╭─ SUPPLIED MATERIAL
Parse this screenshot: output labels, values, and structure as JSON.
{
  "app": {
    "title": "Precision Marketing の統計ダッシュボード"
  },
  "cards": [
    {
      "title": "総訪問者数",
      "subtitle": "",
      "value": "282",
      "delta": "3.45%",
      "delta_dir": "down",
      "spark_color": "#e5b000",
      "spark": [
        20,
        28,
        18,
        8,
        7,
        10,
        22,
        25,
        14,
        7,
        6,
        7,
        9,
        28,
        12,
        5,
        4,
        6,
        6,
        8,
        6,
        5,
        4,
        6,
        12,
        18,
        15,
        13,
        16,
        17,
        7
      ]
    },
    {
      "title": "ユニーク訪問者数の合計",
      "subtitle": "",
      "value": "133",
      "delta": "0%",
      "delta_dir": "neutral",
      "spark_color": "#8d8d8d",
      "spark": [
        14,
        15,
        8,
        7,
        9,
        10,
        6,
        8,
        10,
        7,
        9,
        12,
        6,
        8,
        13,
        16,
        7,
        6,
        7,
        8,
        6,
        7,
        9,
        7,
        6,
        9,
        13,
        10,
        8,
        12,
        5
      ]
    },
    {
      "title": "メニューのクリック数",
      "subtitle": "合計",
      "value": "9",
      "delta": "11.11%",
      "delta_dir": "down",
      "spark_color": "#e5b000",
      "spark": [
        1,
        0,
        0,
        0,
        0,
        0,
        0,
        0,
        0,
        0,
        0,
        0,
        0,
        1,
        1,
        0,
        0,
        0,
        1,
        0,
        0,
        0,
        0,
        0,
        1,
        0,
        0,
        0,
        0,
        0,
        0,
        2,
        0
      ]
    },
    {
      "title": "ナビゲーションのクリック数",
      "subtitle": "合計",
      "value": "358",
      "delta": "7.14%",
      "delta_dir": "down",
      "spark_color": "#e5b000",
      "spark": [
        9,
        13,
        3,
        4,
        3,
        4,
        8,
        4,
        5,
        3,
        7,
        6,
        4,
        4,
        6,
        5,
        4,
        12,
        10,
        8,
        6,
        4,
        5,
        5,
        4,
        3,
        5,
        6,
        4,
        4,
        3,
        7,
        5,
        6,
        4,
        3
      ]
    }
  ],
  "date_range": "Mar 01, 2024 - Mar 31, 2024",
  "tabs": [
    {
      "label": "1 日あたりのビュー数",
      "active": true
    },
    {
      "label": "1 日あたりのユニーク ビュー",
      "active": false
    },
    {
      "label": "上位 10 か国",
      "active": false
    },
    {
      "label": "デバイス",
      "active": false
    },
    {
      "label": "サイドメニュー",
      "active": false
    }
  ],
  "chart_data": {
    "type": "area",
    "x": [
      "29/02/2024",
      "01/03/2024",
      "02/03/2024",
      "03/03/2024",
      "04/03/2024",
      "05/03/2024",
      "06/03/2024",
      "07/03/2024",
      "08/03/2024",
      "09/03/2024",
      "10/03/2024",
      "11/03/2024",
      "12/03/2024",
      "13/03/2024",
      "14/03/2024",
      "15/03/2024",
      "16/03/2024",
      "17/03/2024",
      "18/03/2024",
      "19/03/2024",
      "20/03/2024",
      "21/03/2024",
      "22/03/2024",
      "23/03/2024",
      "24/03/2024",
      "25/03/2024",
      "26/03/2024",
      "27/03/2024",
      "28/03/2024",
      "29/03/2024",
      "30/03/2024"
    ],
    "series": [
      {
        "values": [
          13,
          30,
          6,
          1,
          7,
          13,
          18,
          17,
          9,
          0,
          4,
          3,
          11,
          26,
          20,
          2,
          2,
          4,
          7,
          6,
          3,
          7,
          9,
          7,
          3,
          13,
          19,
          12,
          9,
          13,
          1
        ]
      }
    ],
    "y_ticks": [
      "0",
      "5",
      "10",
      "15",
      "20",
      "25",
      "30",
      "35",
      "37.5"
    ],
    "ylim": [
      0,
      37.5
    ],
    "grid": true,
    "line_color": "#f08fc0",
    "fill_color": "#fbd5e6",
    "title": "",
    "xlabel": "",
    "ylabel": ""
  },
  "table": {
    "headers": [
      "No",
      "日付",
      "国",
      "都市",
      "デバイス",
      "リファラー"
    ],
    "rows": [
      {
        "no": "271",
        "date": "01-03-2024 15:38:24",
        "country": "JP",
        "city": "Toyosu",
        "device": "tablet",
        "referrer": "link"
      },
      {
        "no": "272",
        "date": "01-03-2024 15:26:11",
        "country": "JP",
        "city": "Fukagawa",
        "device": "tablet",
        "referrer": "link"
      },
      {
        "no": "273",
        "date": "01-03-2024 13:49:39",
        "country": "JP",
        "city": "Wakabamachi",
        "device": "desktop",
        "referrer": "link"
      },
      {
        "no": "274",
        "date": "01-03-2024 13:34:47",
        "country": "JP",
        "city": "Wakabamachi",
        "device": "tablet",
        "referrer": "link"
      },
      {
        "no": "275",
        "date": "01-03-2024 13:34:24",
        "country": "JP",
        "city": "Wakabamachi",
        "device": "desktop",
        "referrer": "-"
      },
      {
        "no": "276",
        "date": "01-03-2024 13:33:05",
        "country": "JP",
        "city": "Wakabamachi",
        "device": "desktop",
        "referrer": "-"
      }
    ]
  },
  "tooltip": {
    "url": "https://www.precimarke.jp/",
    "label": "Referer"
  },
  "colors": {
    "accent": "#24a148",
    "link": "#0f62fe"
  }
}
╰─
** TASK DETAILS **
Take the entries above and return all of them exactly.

** SOLUTION TO THE EXERCISE **
Parse this screenshot: output labels, values, and structure as JSON.
{
  "app": {
    "title": "Precision Marketing の統計ダッシュボード"
  },
  "cards": [
    {
      "title": "総訪問者数",
      "subtitle": "",
      "value": "282",
      "delta": "3.45%",
      "delta_dir": "down",
      "spark_color": "#e5b000",
      "spark": [
        20,
        28,
        18,
        8,
        7,
        10,
        22,
        25,
        14,
        7,
        6,
        7,
        9,
        28,
        12,
        5,
        4,
        6,
        6,
        8,
        6,
        5,
        4,
        6,
        12,
        18,
        15,
        13,
        16,
        17,
        7
      ]
    },
    {
      "title": "ユニーク訪問者数の合計",
      "subtitle": "",
      "value": "133",
      "delta": "0%",
      "delta_dir": "neutral",
      "spark_color": "#8d8d8d",
      "spark": [
        14,
        15,
        8,
        7,
        9,
        10,
        6,
        8,
        10,
        7,
        9,
        12,
        6,
        8,
        13,
        16,
        7,
        6,
        7,
        8,
        6,
        7,
        9,
        7,
        6,
        9,
        13,
        10,
        8,
        12,
        5
      ]
    },
    {
      "title": "メニューのクリック数",
      "subtitle": "合計",
      "value": "9",
      "delta": "11.11%",
      "delta_dir": "down",
      "spark_color": "#e5b000",
      "spark": [
        1,
        0,
        0,
        0,
        0,
        0,
        0,
        0,
        0,
        0,
        0,
        0,
        0,
        1,
        1,
        0,
        0,
        0,
        1,
        0,
        0,
        0,
        0,
        0,
        1,
        0,
        0,
        0,
        0,
        0,
        0,
        2,
        0
      ]
    },
    {
      "title": "ナビゲーションのクリック数",
      "subtitle": "合計",
      "value": "358",
      "delta": "7.14%",
      "delta_dir": "down",
      "spark_color": "#e5b000",
      "spark": [
        9,
        13,
        3,
        4,
        3,
        4,
        8,
        4,
        5,
        3,
        7,
        6,
        4,
        4,
        6,
        5,
        4,
        12,
        10,
        8,
        6,
        4,
        5,
        5,
        4,
        3,
        5,
        6,
        4,
        4,
        3,
        7,
        5,
        6,
        4,
        3
      ]
    }
  ],
  "date_range": "Mar 01, 2024 - Mar 31, 2024",
  "tabs": [
    {
      "label": "1 日あたりのビュー数",
      "active": true
    },
    {
      "label": "1 日あたりのユニーク ビュー",
      "active": false
    },
    {
      "label": "上位 10 か国",
      "active": false
    },
    {
      "label": "デバイス",
      "active": false
    },
    {
      "label": "サイドメニュー",
      "active": false
    }
  ],
  "chart_data": {
    "type": "area",
    "x": [
      "29/02/2024",
      "01/03/2024",
      "02/03/2024",
      "03/03/2024",
      "04/03/2024",
      "05/03/2024",
      "06/03/2024",
      "07/03/2024",
      "08/03/2024",
      "09/03/2024",
      "10/03/2024",
      "11/03/2024",
      "12/03/2024",
      "13/03/2024",
      "14/03/2024",
      "15/03/2024",
      "16/03/2024",
      "17/03/2024",
      "18/03/2024",
      "19/03/2024",
      "20/03/2024",
      "21/03/2024",
      "22/03/2024",
      "23/03/2024",
      "24/03/2024",
      "25/03/2024",
      "26/03/2024",
      "27/03/2024",
      "28/03/2024",
      "29/03/2024",
      "30/03/2024"
    ],
    "series": [
      {
        "values": [
          13,
          30,
          6,
          1,
          7,
          13,
          18,
          17,
          9,
          0,
          4,
          3,
          11,
          26,
          20,
          2,
          2,
          4,
          7,
          6,
          3,
          7,
          9,
          7,
          3,
          13,
          19,
          12,
          9,
          13,
          1
        ]
      }
    ],
    "y_ticks": [
      "0",
      "5",
      "10",
      "15",
      "20",
      "25",
      "30",
      "35",
      "37.5"
    ],
    "ylim": [
      0,
      37.5
    ],
    "grid": true,
    "line_color": "#f08fc0",
    "fill_color": "#fbd5e6",
    "title": "",
    "xlabel": "",
    "ylabel": ""
  },
  "table": {
    "headers": [
      "No",
      "日付",
      "国",
      "都市",
      "デバイス",
      "リファラー"
    ],
    "rows": [
      {
        "no": "271",
        "date": "01-03-2024 15:38:24",
        "country": "JP",
        "city": "Toyosu",
        "device": "tablet",
        "referrer": "link"
      },
      {
        "no": "272",
        "date": "01-03-2024 15:26:11",
        "country": "JP",
        "city": "Fukagawa",
        "device": "tablet",
        "referrer": "link"
      },
      {
        "no": "273",
        "date": "01-03-2024 13:49:39",
        "country": "JP",
        "city": "Wakabamachi",
        "device": "desktop",
        "referrer": "link"
      },
      {
        "no": "274",
        "date": "01-03-2024 13:34:47",
        "country": "JP",
        "city": "Wakabamachi",
        "device": "tablet",
        "referrer": "link"
      },
      {
        "no": "275",
        "date": "01-03-2024 13:34:24",
        "country": "JP",
        "city": "Wakabamachi",
        "device": "desktop",
        "referrer": "-"
      },
      {
        "no": "276",
        "date": "01-03-2024 13:33:05",
        "country": "JP",
        "city": "Wakabamachi",
        "device": "desktop",
        "referrer": "-"
      }
    ]
  },
  "tooltip": {
    "url": "https://www.precimarke.jp/",
    "label": "Referer"
  },
  "colors": {
    "accent": "#24a148",
    "link": "#0f62fe"
  }
}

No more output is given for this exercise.